Interface dataset entries:
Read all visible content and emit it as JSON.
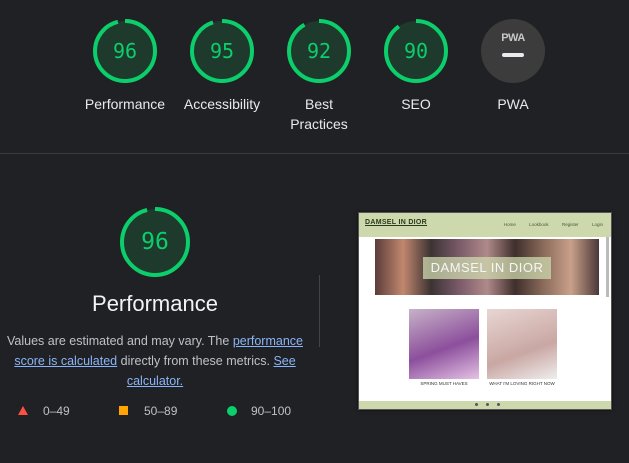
{
  "summary": {
    "categories": [
      {
        "label": "Performance",
        "score": "96",
        "value": 96
      },
      {
        "label": "Accessibility",
        "score": "95",
        "value": 95
      },
      {
        "label": "Best Practices",
        "score": "92",
        "value": 92
      },
      {
        "label": "SEO",
        "score": "90",
        "value": 90
      },
      {
        "label": "PWA",
        "badge": "PWA"
      }
    ]
  },
  "performance": {
    "score": "96",
    "value": 96,
    "title": "Performance",
    "desc_prefix": "Values are estimated and may vary. The ",
    "link1": "performance score is calculated",
    "desc_mid": " directly from these metrics. ",
    "link2": "See calculator."
  },
  "legend": {
    "fail": "0–49",
    "average": "50–89",
    "pass": "90–100"
  },
  "screenshot": {
    "brand": "DAMSEL IN DIOR",
    "nav_links": [
      "Home",
      "Lookbook",
      "Register",
      "Login"
    ],
    "hero_text": "DAMSEL IN DIOR",
    "card1_caption": "SPRING MUST HAVES",
    "card2_caption": "WHAT I'M LOVING RIGHT NOW"
  },
  "colors": {
    "pass": "#0cce6b",
    "average": "#ffa400",
    "fail": "#ff4e42",
    "link": "#8ab4f8"
  }
}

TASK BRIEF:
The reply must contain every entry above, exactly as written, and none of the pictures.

TASK OUTPUT:
Read all visible content and emit it as JSON.
{
  "summary": {
    "categories": [
      {
        "label": "Performance",
        "score": "96",
        "value": 96
      },
      {
        "label": "Accessibility",
        "score": "95",
        "value": 95
      },
      {
        "label": "Best Practices",
        "score": "92",
        "value": 92
      },
      {
        "label": "SEO",
        "score": "90",
        "value": 90
      },
      {
        "label": "PWA",
        "badge": "PWA"
      }
    ]
  },
  "performance": {
    "score": "96",
    "value": 96,
    "title": "Performance",
    "desc_prefix": "Values are estimated and may vary. The ",
    "link1": "performance score is calculated",
    "desc_mid": " directly from these metrics. ",
    "link2": "See calculator."
  },
  "legend": {
    "fail": "0–49",
    "average": "50–89",
    "pass": "90–100"
  },
  "screenshot": {
    "brand": "DAMSEL IN DIOR",
    "nav_links": [
      "Home",
      "Lookbook",
      "Register",
      "Login"
    ],
    "hero_text": "DAMSEL IN DIOR",
    "card1_caption": "SPRING MUST HAVES",
    "card2_caption": "WHAT I'M LOVING RIGHT NOW"
  },
  "colors": {
    "pass": "#0cce6b",
    "average": "#ffa400",
    "fail": "#ff4e42",
    "link": "#8ab4f8"
  }
}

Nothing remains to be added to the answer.